(DATA PROVIDED)

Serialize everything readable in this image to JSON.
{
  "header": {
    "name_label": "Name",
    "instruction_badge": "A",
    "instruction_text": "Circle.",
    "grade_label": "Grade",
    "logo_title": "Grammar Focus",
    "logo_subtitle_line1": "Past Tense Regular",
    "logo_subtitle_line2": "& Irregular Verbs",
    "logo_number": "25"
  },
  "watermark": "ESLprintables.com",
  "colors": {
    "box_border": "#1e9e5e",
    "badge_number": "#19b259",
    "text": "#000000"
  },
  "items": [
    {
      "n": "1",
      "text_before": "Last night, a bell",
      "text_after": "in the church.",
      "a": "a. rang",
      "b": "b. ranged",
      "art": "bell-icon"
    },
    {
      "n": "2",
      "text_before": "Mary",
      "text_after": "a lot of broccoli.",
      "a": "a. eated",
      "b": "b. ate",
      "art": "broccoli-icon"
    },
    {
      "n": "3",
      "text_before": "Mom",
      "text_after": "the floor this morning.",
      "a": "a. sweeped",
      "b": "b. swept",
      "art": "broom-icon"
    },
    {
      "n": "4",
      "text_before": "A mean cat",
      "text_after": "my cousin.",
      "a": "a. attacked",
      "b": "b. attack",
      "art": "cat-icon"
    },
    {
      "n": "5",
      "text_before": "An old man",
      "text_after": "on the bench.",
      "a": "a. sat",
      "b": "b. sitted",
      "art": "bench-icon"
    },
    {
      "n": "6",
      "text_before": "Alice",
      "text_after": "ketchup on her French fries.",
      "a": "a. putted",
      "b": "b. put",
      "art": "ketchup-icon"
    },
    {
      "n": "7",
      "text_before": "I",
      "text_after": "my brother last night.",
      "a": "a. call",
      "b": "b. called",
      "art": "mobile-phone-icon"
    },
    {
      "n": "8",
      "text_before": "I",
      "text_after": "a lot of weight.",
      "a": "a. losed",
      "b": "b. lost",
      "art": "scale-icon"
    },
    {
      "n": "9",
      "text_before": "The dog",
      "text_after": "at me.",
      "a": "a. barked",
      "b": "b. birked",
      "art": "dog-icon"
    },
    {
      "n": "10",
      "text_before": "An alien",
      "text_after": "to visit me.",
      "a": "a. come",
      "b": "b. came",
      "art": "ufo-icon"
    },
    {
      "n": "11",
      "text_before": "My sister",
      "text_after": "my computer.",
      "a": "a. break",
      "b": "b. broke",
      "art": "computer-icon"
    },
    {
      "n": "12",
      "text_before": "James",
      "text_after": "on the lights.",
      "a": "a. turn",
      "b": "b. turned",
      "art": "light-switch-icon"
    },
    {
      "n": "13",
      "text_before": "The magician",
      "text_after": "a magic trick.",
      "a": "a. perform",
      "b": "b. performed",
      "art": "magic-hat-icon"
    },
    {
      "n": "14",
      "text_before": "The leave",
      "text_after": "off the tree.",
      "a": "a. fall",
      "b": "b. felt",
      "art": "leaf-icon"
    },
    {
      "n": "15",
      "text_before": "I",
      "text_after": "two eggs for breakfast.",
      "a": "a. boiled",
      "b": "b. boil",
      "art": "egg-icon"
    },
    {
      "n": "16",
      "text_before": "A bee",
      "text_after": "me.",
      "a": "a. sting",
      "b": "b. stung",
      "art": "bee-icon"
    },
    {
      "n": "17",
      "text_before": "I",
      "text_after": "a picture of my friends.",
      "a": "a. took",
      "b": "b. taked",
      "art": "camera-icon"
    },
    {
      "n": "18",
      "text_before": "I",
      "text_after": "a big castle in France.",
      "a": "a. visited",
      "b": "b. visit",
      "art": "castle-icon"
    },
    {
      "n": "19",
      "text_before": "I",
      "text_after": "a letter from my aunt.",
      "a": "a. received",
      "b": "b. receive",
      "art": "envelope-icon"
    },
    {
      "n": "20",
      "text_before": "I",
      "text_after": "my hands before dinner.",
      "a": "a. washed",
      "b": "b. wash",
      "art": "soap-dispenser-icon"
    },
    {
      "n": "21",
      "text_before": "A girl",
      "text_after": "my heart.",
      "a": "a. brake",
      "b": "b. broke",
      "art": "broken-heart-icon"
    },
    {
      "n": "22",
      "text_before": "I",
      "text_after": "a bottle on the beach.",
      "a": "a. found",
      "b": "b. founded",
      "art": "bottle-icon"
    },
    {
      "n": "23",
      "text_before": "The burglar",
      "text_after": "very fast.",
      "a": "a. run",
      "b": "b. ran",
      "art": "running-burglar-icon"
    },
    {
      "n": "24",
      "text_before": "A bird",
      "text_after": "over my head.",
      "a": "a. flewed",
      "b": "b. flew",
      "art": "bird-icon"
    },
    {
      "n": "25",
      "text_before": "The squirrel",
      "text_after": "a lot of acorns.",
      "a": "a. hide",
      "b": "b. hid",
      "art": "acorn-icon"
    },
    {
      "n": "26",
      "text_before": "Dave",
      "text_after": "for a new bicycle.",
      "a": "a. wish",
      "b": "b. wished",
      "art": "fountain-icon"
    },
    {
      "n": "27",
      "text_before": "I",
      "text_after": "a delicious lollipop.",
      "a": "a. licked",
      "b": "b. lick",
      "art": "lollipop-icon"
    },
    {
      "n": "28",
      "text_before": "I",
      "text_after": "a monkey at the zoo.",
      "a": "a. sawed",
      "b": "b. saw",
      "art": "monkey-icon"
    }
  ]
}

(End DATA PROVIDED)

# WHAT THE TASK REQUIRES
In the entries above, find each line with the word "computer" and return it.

# RESPONSE AREA
      "text_after": "my computer.",
      "art": "computer-icon"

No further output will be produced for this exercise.